■ Problem to work on
The answer must be every entry below, word for word, with the pictures left out.

Data extracted from a collection
===
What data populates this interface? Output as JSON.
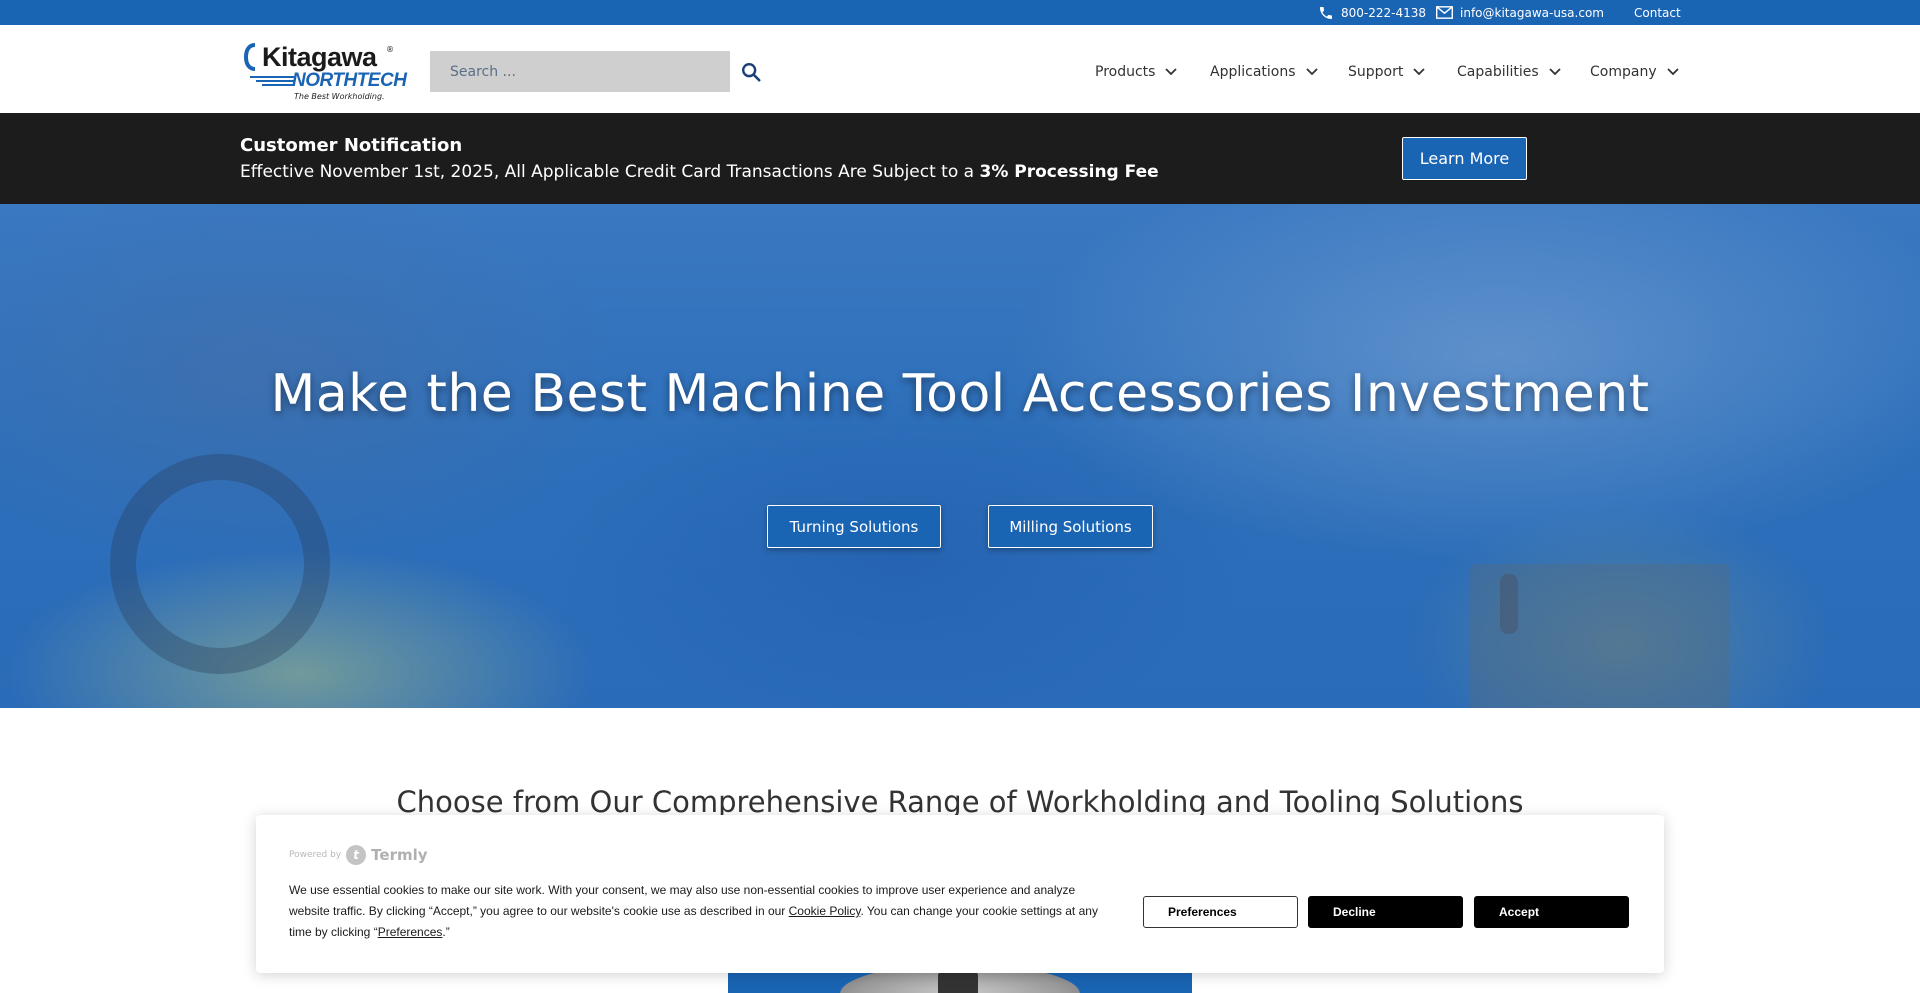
{
  "topbar": {
    "phone": "800-222-4138",
    "email": "info@kitagawa-usa.com",
    "contact": "Contact"
  },
  "logo": {
    "word_main_a": "K",
    "word_main_b": "ita",
    "word_main_c": "gawa",
    "registered": "®",
    "word_sub": "NORTHTECH",
    "tagline": "The Best Workholding."
  },
  "search": {
    "placeholder": "Search ..."
  },
  "nav": {
    "items": [
      {
        "label": "Products"
      },
      {
        "label": "Applications"
      },
      {
        "label": "Support"
      },
      {
        "label": "Capabilities"
      },
      {
        "label": "Company"
      }
    ]
  },
  "notice": {
    "title": "Customer Notification",
    "message": "Effective November 1st, 2025, All Applicable Credit Card Transactions Are Subject to a ",
    "message_bold": "3% Processing Fee",
    "button": "Learn More"
  },
  "hero": {
    "title": "Make the Best Machine Tool Accessories Investment",
    "buttons": [
      {
        "label": "Turning Solutions"
      },
      {
        "label": "Milling Solutions"
      }
    ]
  },
  "section": {
    "title": "Choose from Our Comprehensive Range of Workholding and Tooling Solutions"
  },
  "cookie": {
    "powered_by": "Powered by",
    "brand": "Termly",
    "text_1": "We use essential cookies to make our site work. With your consent, we may also use non-essential cookies to improve user experience and analyze website traffic. By clicking “Accept,” you agree to our website's cookie use as described in our ",
    "link_policy": "Cookie Policy",
    "text_2": ". You can change your cookie settings at any time by clicking “",
    "link_preferences": "Preferences",
    "text_3": ".”",
    "buttons": {
      "preferences": "Preferences",
      "decline": "Decline",
      "accept": "Accept"
    }
  },
  "colors": {
    "brand_blue": "#1a64b4",
    "notice_bg": "#1c1c1c",
    "search_bg": "#cfcfcf"
  },
  "icons": [
    "phone-icon",
    "mail-icon",
    "search-icon",
    "chevron-down-icon",
    "termly-logo-icon"
  ]
}
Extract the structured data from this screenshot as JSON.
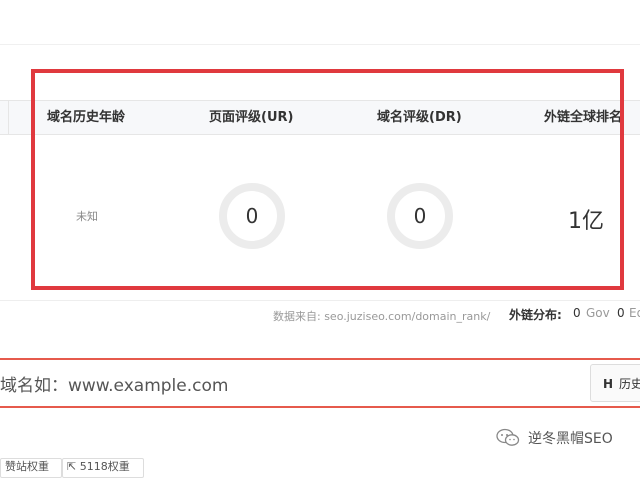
{
  "metrics": {
    "headers": [
      "域名历史年龄",
      "页面评级(UR)",
      "域名评级(DR)",
      "外链全球排名"
    ],
    "domain_age": "未知",
    "ur_value": "0",
    "dr_value": "0",
    "global_rank": "1亿"
  },
  "source": {
    "text": "数据来自: seo.juziseo.com/domain_rank/",
    "dist_label": "外链分布:",
    "gov_count": "0",
    "gov_label": "Gov",
    "edu_count": "0",
    "edu_label": "Ed"
  },
  "search": {
    "value": "域名如：www.example.com",
    "history_key": "H",
    "history_label": "历史"
  },
  "bottom": {
    "pill_a": "赞站权重",
    "pill_b": "5118权重",
    "watermark": "逆冬黑帽SEO"
  }
}
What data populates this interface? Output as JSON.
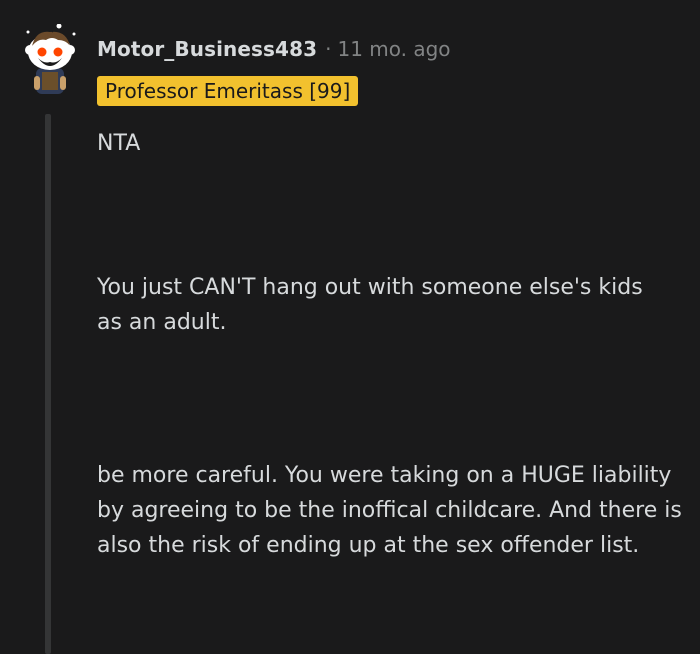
{
  "comment": {
    "username": "Motor_Business483",
    "separator": "·",
    "timestamp": "11 mo. ago",
    "flair": "Professor Emeritass [99]",
    "paragraphs": [
      "NTA",
      "You just CAN'T hang out with someone else's kids as an adult.",
      "be more careful. You were taking on a HUGE liability by agreeing to be the inoffical childcare. And there is also the risk of ending up at the sex offender list."
    ]
  },
  "colors": {
    "background": "#1a1a1b",
    "text": "#d7dadc",
    "muted": "#818384",
    "flair_bg": "#f2c12e",
    "thread_line": "#343536"
  }
}
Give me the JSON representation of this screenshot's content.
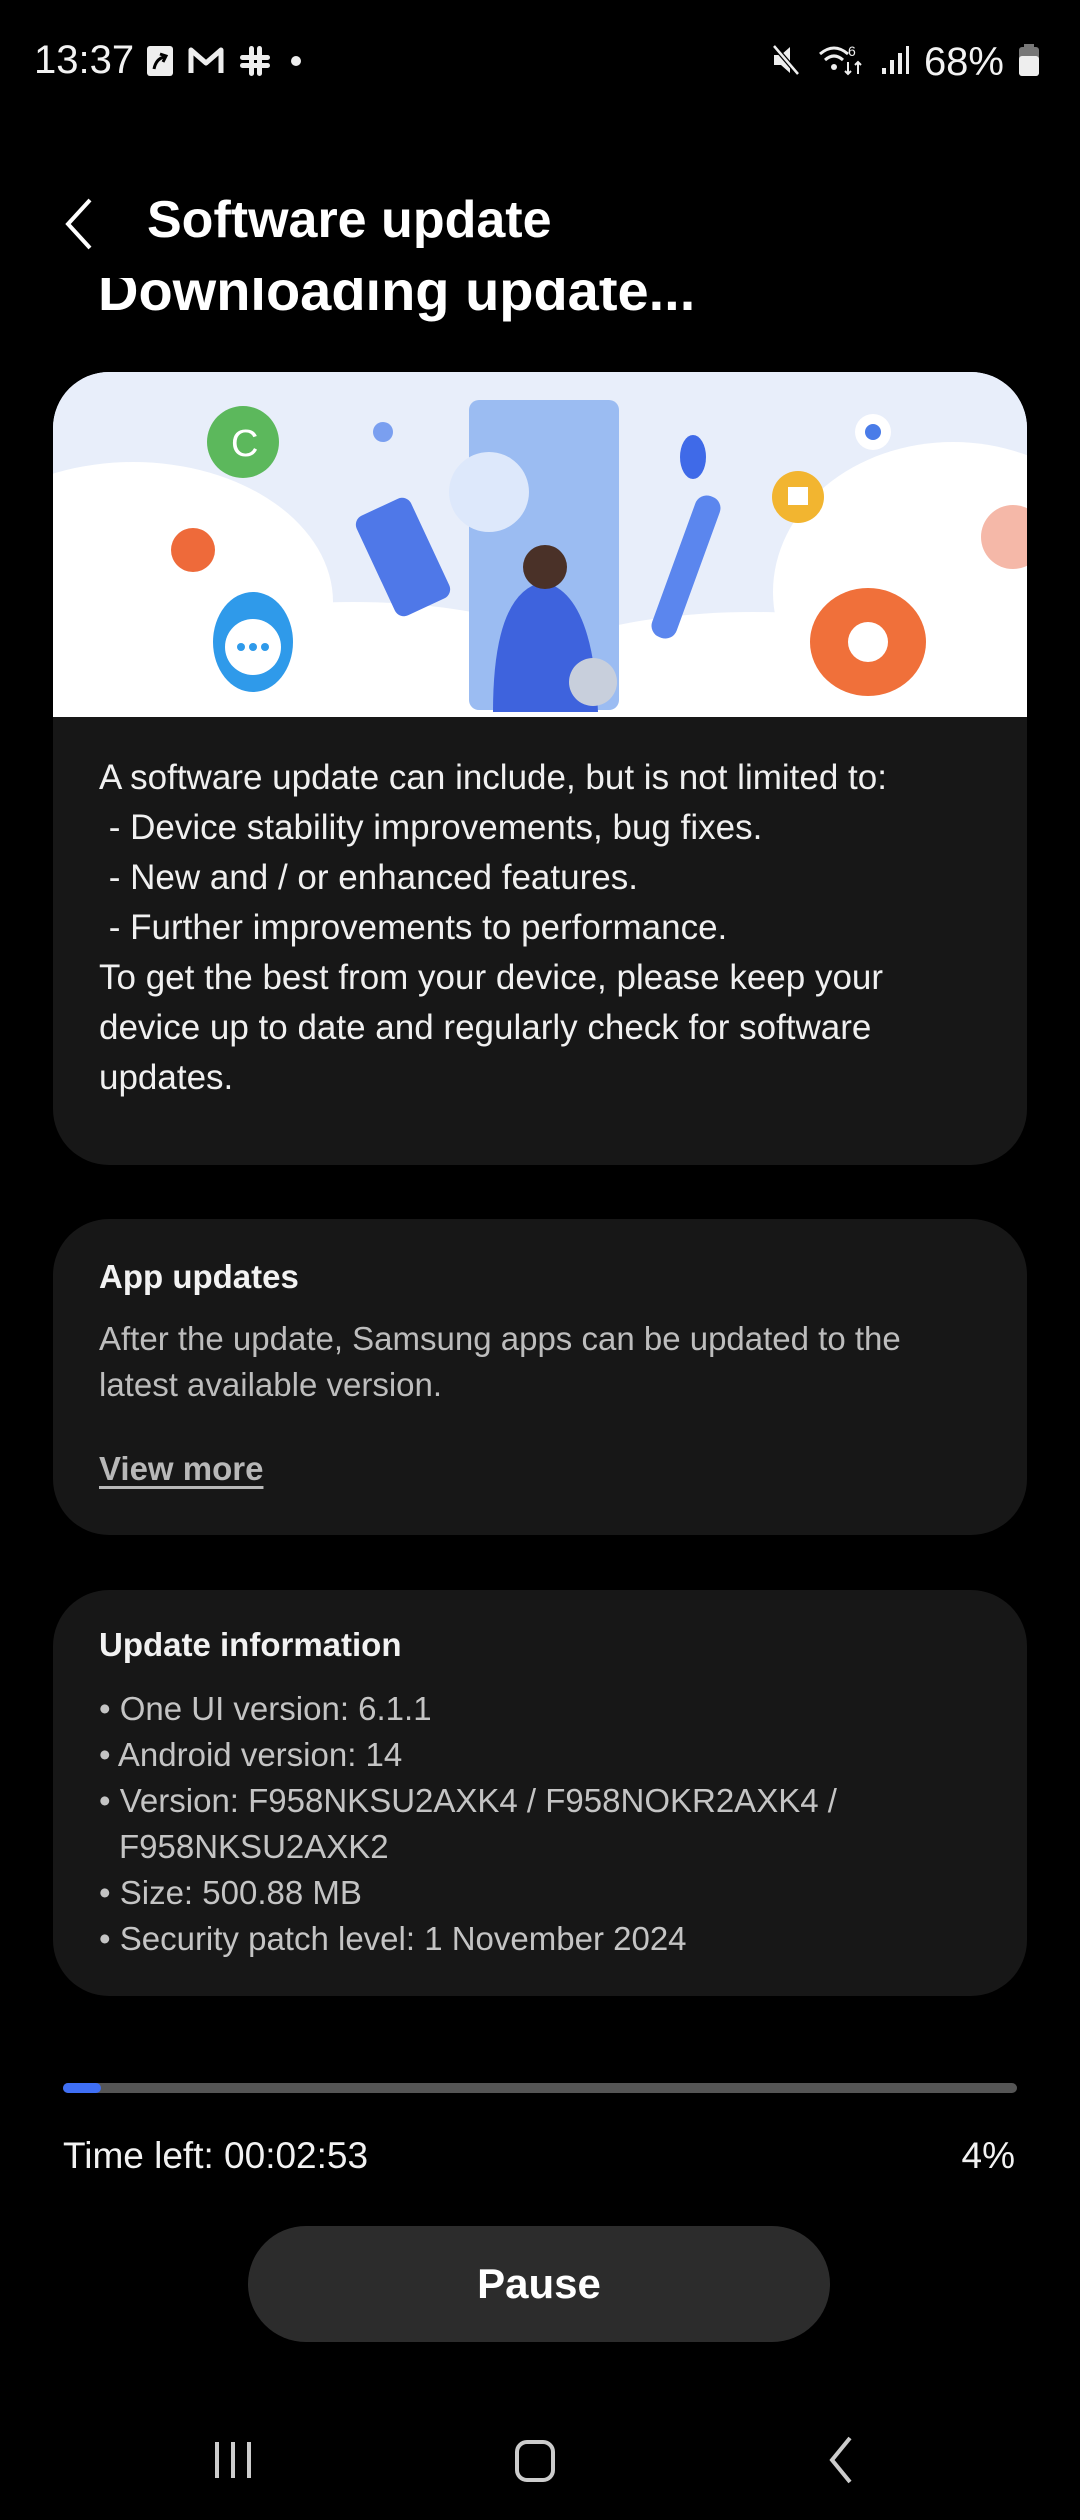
{
  "status_bar": {
    "time": "13:37",
    "notification_icons": [
      "upload-arrow-icon",
      "gmail-icon",
      "slack-icon",
      "more-dot-icon"
    ],
    "system_icons": [
      "mute-icon",
      "wifi-6-icon",
      "signal-icon",
      "battery-icon"
    ],
    "battery_percent": "68%"
  },
  "header": {
    "back_label": "Back",
    "title": "Software update",
    "subtitle": "Downloading update..."
  },
  "intro_card": {
    "illustration": "software-update-illustration",
    "lines": [
      "A software update can include, but is not limited to:",
      " - Device stability improvements, bug fixes.",
      " - New and / or enhanced features.",
      " - Further improvements to performance.",
      "To get the best from your device, please keep your",
      "device up to date and regularly check for software",
      "updates."
    ]
  },
  "app_updates": {
    "title": "App updates",
    "description": "After the update, Samsung apps can be updated to the latest available version.",
    "link": "View more"
  },
  "update_info": {
    "title": "Update information",
    "items": [
      "• One UI version: 6.1.1",
      "• Android version: 14",
      "• Version: F958NKSU2AXK4 / F958NOKR2AXK4 / F958NKSU2AXK2",
      "• Size: 500.88 MB",
      "• Security patch level: 1 November 2024"
    ]
  },
  "progress": {
    "percent_value": 4,
    "percent_label": "4%",
    "time_left": "Time left: 00:02:53",
    "fill_color": "#3f6ff5",
    "track_color": "#555555"
  },
  "actions": {
    "pause_label": "Pause"
  },
  "nav_bar": {
    "recents": "Recent apps",
    "home": "Home",
    "back": "Back"
  }
}
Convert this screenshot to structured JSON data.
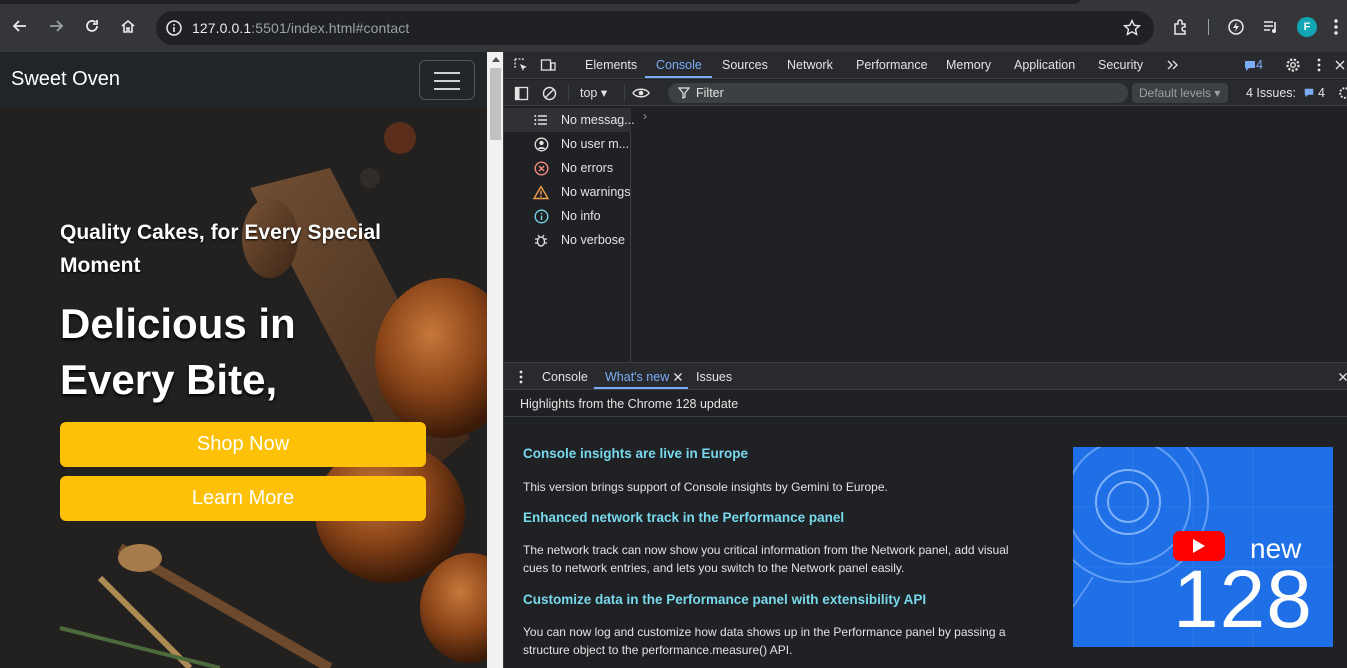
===
■ Problem solution
What data populates this interface? Output as JSON.
{
  "topbar": {
    "phone": "800-222-4138",
    "email": "info@kitagawa-usa.com",
    "contact": "Contact"
  },
  "logo": {
    "word_main_a": "K",
    "word_main_b": "ita",
    "word_main_c": "gawa",
    "registered": "®",
    "word_sub": "NORTHTECH",
    "tagline": "The Best Workholding."
  },
  "search": {
    "placeholder": "Search ..."
  },
  "nav": {
    "items": [
      {
        "label": "Products"
      },
      {
        "label": "Applications"
      },
      {
        "label": "Support"
      },
      {
        "label": "Capabilities"
      },
      {
        "label": "Company"
      }
    ]
  },
  "notice": {
    "title": "Customer Notification",
    "message": "Effective November 1st, 2025, All Applicable Credit Card Transactions Are Subject to a ",
    "message_bold": "3% Processing Fee",
    "button": "Learn More"
  },
  "hero": {
    "title": "Make the Best Machine Tool Accessories Investment",
    "buttons": [
      {
        "label": "Turning Solutions"
      },
      {
        "label": "Milling Solutions"
      }
    ]
  },
  "section": {
    "title": "Choose from Our Comprehensive Range of Workholding and Tooling Solutions"
  },
  "cookie": {
    "powered_by": "Powered by",
    "brand": "Termly",
    "text_1": "We use essential cookies to make our site work. With your consent, we may also use non-essential cookies to improve user experience and analyze website traffic. By clicking “Accept,” you agree to our website's cookie use as described in our ",
    "link_policy": "Cookie Policy",
    "text_2": ". You can change your cookie settings at any time by clicking “",
    "link_preferences": "Preferences",
    "text_3": ".”",
    "buttons": {
      "preferences": "Preferences",
      "decline": "Decline",
      "accept": "Accept"
    }
  },
  "colors": {
    "brand_blue": "#1a64b4",
    "notice_bg": "#1c1c1c",
    "search_bg": "#cfcfcf"
  },
  "icons": [
    "phone-icon",
    "mail-icon",
    "search-icon",
    "chevron-down-icon",
    "termly-logo-icon"
  ]
}
Extract the structured data from this screenshot as JSON.
{
  "metrics": {
    "headers": [
      "域名历史年龄",
      "页面评级(UR)",
      "域名评级(DR)",
      "外链全球排名"
    ],
    "domain_age": "未知",
    "ur_value": "0",
    "dr_value": "0",
    "global_rank": "1亿"
  },
  "source": {
    "text": "数据来自: seo.juziseo.com/domain_rank/",
    "dist_label": "外链分布:",
    "gov_count": "0",
    "gov_label": "Gov",
    "edu_count": "0",
    "edu_label": "Ed"
  },
  "search": {
    "value": "域名如：www.example.com",
    "history_key": "H",
    "history_label": "历史"
  },
  "bottom": {
    "pill_a": "赞站权重",
    "pill_b": "5118权重",
    "watermark": "逆冬黑帽SEO"
  }
}
What data populates this interface? Output as JSON.
{
  "comment": {
    "username": "Motor_Business483",
    "separator": "·",
    "timestamp": "11 mo. ago",
    "flair": "Professor Emeritass [99]",
    "paragraphs": [
      "NTA",
      "You just CAN'T hang out with someone else's kids as an adult.",
      "be more careful. You were taking on a HUGE liability by agreeing to be the inoffical childcare. And there is also the risk of ending up at the sex offender list."
    ]
  },
  "colors": {
    "background": "#1a1a1b",
    "text": "#d7dadc",
    "muted": "#818384",
    "flair_bg": "#f2c12e",
    "thread_line": "#343536"
  }
}
Give me the JSON representation of this screenshot's content.
{
  "status_bar": {
    "time": "13:37",
    "notification_icons": [
      "upload-arrow-icon",
      "gmail-icon",
      "slack-icon",
      "more-dot-icon"
    ],
    "system_icons": [
      "mute-icon",
      "wifi-6-icon",
      "signal-icon",
      "battery-icon"
    ],
    "battery_percent": "68%"
  },
  "header": {
    "back_label": "Back",
    "title": "Software update",
    "subtitle": "Downloading update..."
  },
  "intro_card": {
    "illustration": "software-update-illustration",
    "lines": [
      "A software update can include, but is not limited to:",
      " - Device stability improvements, bug fixes.",
      " - New and / or enhanced features.",
      " - Further improvements to performance.",
      "To get the best from your device, please keep your",
      "device up to date and regularly check for software",
      "updates."
    ]
  },
  "app_updates": {
    "title": "App updates",
    "description": "After the update, Samsung apps can be updated to the latest available version.",
    "link": "View more"
  },
  "update_info": {
    "title": "Update information",
    "items": [
      "• One UI version: 6.1.1",
      "• Android version: 14",
      "• Version: F958NKSU2AXK4 / F958NOKR2AXK4 / F958NKSU2AXK2",
      "• Size: 500.88 MB",
      "• Security patch level: 1 November 2024"
    ]
  },
  "progress": {
    "percent_value": 4,
    "percent_label": "4%",
    "time_left": "Time left: 00:02:53",
    "fill_color": "#3f6ff5",
    "track_color": "#555555"
  },
  "actions": {
    "pause_label": "Pause"
  },
  "nav_bar": {
    "recents": "Recent apps",
    "home": "Home",
    "back": "Back"
  }
}
Convert this screenshot to structured JSON data.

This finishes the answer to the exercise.